When I hear people debate the ROI of social media, it makes me remember why so many businesses fail. Most businesses are not playing the marathon; they're playing the sprint. They're not worried about lifetime value and retention. They're worried about short-term goals.

~Gary Vaynerchuk

This quote by Gary Vaynerchuk, CEO and co-founder of VaynerMedia, a full-service digital agency servicing Fortune 500 clients from 4 locations in the US and London, speaks volumes.

It’s one thing to question whether social media as you are deploying it or using it is working for you.  We encourage you to evaluate the effectiveness of your strategy and tactics.  But the fact is that social media works…

When deployed properly, social media:

  • expands brand recognition
  • keeps companies top of mind for referrals and periodic business
  • connects companies with the people who buy their products
  • encourages interaction
  • creates a dynamic, two way relationship

Businesses that discount the power of social media marketing are, as my mother used to say, throwing out the baby with the bathwater. Rather than evaluate and adjust, they assume it just won’t work for them, and they dismiss it entirely.

Here are a just few facts reported by Pew Research:

  • 68% of US adults, and 79% of US internet users are on Facebook
  • 56% of online adults use more than one social media platform
  • 81% of millennials check Twitter at least once per day
  • There are more than 65 million business pages on Facebook
  • 72% of Pinterest users use the platform to determine what to buy offline
  • YouTube on mobile alone reaches more 18-49 year olds than any cable network in the US
  • The number of businesses actively advertising monthly on Instagram increased from 200,000 to over 1 million in less than a year

The fact is that people – your customers and future customers – use social media.  It’s where they are.  And with the right strategy, you can reach them there to begin the process of developing a relationship that encourages loyalty to you and your brand.

So if you are one of those who believes that social media is not the answer for your business, what should you look at?  Here are 4 areas that you should be sure to consider:

1. Platform

Not all social media platforms are alike. Each caters to a unique set of demographics and each is used differently by the consumer.  Figure out who your audience is and where they spend their time, and then develop a plan specifically for that platform.  Take into consideration how people use it: are they on multiple times a day, once a day or just a few times a week?; do they want to see pictures, watch videos or read articles?; are they looking for resources or inspiration?  Cater your message to your audience based on the audience and the platform and you will have better luck engaging them.

2. Content

Is the content that you are posting relevant to the consumer that you are trying to reach?

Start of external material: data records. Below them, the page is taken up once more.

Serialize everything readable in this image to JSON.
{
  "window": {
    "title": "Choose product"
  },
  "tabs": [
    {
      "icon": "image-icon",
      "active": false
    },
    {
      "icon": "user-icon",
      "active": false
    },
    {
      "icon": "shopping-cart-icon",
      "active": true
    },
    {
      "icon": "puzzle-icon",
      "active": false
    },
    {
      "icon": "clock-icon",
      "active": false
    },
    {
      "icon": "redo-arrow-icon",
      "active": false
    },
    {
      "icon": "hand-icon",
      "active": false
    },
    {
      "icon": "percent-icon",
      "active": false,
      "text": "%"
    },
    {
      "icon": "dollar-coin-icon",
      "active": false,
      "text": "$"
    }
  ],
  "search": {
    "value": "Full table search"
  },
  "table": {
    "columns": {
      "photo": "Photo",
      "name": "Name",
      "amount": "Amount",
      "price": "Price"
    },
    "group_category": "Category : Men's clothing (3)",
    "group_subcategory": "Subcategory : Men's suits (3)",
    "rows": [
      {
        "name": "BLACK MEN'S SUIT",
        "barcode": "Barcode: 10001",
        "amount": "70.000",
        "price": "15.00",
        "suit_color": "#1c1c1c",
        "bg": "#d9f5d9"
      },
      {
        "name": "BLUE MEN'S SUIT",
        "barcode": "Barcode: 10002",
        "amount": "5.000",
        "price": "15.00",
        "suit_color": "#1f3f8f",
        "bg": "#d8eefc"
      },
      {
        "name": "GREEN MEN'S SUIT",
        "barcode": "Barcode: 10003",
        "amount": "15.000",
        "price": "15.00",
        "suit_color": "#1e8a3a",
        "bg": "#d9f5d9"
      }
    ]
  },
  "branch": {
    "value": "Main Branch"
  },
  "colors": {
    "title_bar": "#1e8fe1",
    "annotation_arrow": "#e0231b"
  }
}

If not, they won’t be compelled to engage with your posts.

Remember, you are not always your target audience.  I once had a discussion with a business owner who was a 20 something male.  His target audience for the campaign we were designing was grandmothers.  When we showed him the creative, he told me that he wasn’t a fan, because “the piece just didn’t speak to him”.  I asked him to show it to women who met his demographic profile, and lo and behold, they liked it!

Content also needs to be high quality. Typos, poor quality images, lack of direction, or anything else that conveys a lack of professionalism will just serve to distract and deter customers and potential customers.  Even though it is on the fly and immediate, you can’t afford to skip over the thought and effort (and, yes, time!) that should go into the post.  Yes, other people post typos and use abbreviations.  But companies should be sure that they are communicating professionalism in their posts.  Period.

3. Frequency

Frequency of posts should be determined by the media platform that you have selected and how people use it (see #1!) Do NOT base frequency on how often you have time, how much quality content you can develop, or anything else.

If you are managing your own social media marketing and you have a smaller staff, it is very easy to get off track during your busiest times.  But since your busy times are when your customers are most likely to be thinking of you, it’s really the ideal time to post. Consider outsourcing some or all of your social media at least during your heaviest sales times to ensure that you can keep up with it, or you run the risk of falling out of favor with your fans.

On the flip side, many businesses attempt to post too often, which can also turn off consumers (again, see #1!)  Posting too often can turn consumers off.  On some media platforms, even those that are “daily visit”, some companies see their best results 2-3 times a week or even weekly.

4. Evaluate

This is the step that we see MANY "do it yourselfers" skipping over. To build an effective program, you must evaluate each post, looking at when and what you posted, and test variations.

Just like with other aspects of your business, it is necessary to make adjustments.  What works for some (companies, industries, social media platforms) won’t work for all. Test, learn and make adjustments. ALWAYS.

Social media marketing can be very effective if deployed conscientiously and properly! Discounting and dismissing it as a powerful tool is short-sighted and could potentially damage your business in the long run!

Larissa Hansen is a marketing and communications consultant, and founder/CEO of Springfield Illinois based Targeted Marketing Resources.  She spends her days (and often nights!) figuring out how to help companies connect with their customers both online and off.  Her passion is helping businesses grow!